In the world of professional videogame development, “self-published games” are generally called “indie games”. Rather than looking down on indie games, both independent game developers and those with big publishers consider the ability to complete and release an indie game an accomplishment, even a badge of honor. What matters is that the developer completed and released a playable game – if it’s a quality experience, gamers love it and developers praise it. How it was published couldn’t matter less.
In addition, many in the professional videogame industry call out independent games and independent game developers as advancing our industry as a whole, exploring themes and gameplay mechanics the big publishers wouldn’t touch. In short, innovating. Gamers often seek out indie games for experiences beyond the “samey” first-person shooter and sports game sequels the big publishers release each year.
When both professional game developers and gamers use the words “indie game”, it is almost always in a positive context. While I could list dozens of indie games I personally enjoy, I’ll simply list one you’ve almost certainly heard of – Minecraft. Its indie developer eventually sold it to Microsoft for billions.
Finally, just as with the book industry, there are a limited number of big videogame publishers and they can only publish a fraction of the games released each year. Big publishers are also far more likely to publish sequels to previously successful games created by developers they already know. There simply aren’t enough slots in their publishing schedule to publish new games from new developers, limiting opportunity for newcomers, and this is why many independent game developers self-publish. A spot with a big publisher may simply not exist, regardless of the quality of the game you’ve created.
Self-Publishing in a Traditional Publishing World
Now let’s compare this to book publishing. Many traditional publishers, as well as authors who publish through them, still look down on self-published books and the indie authors who write them. While the stigma continues to fade each year, a number of agents, editors, and authors maintain that any book which is self-published must be inferior to any book published through traditional press – period – and those who release these books only self-published because they weren’t skilled enough to sell a book to a traditional editor, agent, or press. The derisive term for self-publishing remains “vanity press”, which in and of itself clearly shows how some in traditional publishing still view self-published work.
Among readers, the derision toward self-published work is far less noticeable, and though still present, it continues to rapidly fade.
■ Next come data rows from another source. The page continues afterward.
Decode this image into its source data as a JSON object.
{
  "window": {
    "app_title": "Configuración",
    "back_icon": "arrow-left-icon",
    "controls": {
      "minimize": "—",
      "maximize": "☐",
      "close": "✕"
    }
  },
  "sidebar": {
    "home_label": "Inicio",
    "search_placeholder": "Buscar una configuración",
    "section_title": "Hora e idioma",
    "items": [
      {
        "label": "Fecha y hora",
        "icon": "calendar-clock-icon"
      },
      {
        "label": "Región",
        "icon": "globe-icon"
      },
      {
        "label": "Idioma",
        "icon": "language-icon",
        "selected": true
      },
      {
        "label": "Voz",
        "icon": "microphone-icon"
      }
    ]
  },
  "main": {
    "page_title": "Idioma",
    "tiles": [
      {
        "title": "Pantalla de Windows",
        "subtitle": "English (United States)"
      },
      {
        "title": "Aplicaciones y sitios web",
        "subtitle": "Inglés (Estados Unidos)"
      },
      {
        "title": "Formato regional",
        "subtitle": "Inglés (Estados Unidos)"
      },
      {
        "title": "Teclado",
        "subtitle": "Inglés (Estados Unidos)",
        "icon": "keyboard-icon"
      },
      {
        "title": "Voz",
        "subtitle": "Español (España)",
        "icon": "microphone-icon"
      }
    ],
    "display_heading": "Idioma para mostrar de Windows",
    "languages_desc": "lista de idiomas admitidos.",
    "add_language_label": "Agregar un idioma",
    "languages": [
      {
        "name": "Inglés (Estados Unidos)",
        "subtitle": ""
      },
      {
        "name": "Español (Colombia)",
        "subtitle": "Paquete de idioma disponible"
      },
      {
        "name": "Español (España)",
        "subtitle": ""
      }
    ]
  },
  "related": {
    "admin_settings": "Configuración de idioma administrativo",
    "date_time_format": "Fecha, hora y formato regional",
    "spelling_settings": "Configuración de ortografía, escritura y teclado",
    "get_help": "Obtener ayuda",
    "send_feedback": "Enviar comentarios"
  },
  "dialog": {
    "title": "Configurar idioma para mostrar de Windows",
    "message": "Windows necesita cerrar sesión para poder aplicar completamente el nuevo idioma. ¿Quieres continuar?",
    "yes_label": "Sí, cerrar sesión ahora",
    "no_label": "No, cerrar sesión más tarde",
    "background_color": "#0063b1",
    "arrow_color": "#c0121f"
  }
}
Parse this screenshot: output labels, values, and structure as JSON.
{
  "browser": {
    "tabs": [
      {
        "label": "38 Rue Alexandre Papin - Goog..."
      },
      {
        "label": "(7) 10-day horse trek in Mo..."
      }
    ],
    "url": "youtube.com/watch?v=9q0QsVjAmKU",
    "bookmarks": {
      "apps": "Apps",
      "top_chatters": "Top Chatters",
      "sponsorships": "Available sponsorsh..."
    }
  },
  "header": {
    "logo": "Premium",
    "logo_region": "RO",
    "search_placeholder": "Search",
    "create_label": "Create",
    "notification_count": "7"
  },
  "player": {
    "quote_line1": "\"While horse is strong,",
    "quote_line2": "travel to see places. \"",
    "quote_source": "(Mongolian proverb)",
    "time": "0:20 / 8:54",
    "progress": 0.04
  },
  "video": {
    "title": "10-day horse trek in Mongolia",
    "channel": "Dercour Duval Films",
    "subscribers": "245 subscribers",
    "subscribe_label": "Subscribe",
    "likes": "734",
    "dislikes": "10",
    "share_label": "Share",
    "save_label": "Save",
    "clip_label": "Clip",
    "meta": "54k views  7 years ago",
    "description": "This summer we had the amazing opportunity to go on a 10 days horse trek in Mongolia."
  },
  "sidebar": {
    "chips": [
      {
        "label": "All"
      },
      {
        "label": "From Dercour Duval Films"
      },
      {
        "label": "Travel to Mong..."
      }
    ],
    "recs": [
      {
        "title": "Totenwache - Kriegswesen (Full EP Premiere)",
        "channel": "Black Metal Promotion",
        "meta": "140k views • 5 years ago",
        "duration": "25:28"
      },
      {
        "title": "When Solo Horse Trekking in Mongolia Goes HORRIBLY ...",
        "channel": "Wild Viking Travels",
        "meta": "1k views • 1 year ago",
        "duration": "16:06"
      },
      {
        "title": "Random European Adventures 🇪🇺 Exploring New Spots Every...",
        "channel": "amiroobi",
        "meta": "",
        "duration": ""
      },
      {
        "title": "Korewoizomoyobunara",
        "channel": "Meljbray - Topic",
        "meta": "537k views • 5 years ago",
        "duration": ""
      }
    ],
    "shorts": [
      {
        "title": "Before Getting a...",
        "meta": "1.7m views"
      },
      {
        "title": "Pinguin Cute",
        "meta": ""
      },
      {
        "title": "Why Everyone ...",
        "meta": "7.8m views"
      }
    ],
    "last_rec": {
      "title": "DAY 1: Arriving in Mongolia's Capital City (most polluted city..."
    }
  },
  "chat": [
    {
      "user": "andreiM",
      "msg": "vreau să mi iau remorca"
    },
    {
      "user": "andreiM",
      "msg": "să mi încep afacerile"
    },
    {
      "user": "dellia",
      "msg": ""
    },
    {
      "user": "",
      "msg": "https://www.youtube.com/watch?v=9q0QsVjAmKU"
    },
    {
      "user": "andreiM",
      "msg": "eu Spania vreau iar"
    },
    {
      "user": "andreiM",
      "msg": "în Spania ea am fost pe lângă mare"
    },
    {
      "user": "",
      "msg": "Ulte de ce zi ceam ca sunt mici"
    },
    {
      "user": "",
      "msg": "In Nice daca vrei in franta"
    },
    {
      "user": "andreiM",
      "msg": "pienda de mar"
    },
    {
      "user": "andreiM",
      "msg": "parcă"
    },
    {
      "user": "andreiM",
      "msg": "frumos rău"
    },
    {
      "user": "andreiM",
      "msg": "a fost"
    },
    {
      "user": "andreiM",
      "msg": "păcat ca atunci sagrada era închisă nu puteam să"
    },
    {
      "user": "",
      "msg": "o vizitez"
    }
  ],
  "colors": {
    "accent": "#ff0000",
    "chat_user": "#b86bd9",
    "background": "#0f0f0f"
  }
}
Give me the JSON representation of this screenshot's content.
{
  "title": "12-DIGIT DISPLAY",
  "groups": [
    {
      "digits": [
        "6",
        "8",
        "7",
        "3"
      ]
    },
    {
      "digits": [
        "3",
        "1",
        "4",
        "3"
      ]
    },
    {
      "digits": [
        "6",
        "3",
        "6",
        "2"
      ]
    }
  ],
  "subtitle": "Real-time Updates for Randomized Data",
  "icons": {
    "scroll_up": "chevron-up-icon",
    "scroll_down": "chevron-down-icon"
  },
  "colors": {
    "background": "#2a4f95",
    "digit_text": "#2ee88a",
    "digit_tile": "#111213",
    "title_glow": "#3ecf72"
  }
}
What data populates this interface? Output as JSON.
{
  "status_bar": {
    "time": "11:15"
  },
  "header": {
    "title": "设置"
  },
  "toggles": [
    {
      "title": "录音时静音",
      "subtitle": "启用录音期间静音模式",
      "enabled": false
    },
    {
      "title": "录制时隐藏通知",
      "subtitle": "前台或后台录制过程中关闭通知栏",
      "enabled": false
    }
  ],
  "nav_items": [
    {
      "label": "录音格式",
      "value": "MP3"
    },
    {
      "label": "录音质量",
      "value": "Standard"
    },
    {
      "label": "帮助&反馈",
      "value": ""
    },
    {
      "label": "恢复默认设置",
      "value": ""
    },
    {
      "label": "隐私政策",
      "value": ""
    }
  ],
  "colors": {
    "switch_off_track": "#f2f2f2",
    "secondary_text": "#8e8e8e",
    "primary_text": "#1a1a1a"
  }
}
This is largely due to advances in the technology of books themselves – print-on-demand technology is now widely available, e-books are selling well, and the traditional brick and mortar bookstores (where shelf space was limited to traditionally published books) have given way to the level playing field provided by Amazon and other online book vendors. Anyone can publish a book these days and it sells based on its quality and marketing, not who published it. Only quality matters.
Finally, just like in the game industry, the number of big book publishers (and the slots they have to print and publish books each year) remains limited. When a big publisher doesn’t even have enough slots in a year to publish books from all of the authors they’ve already signed, why would they consider taking a book from a new author, regardless of quality? A slot in the big publisher’s schedule simply doesn’t exist, so like indie game developers who fund their own development, indie authors use their own money to hire a professional editor, purchase cover art, and recruit both fellow authors and advance readers to critique their manuscript. They do everything a traditional publisher does to ensure their final book is of the highest quality – the only difference is, once they’ve done this, they publish it themselves.
So What’s Going On?
Why does this disconnect between two equally creative industries exist? Why are the perceptions of professional game developers and traditionally published authors so different? Why is self-publishing a negative in the book industry and a positive in the game industry, when both methods can now produce art of equal quality regardless of publication method? I have some ideas, but I’m breaking this blog post into three parts to keep it manageable.
In Part 2 (to be published tomorrow) I’ll suggest and then debunk some popular theories as to why these industries perceive self-publishing differently, and provide my own thoughts. In Part 3, I’ll explain why I think the stigma associated with self-publishing books needs to end, and how it divides authors.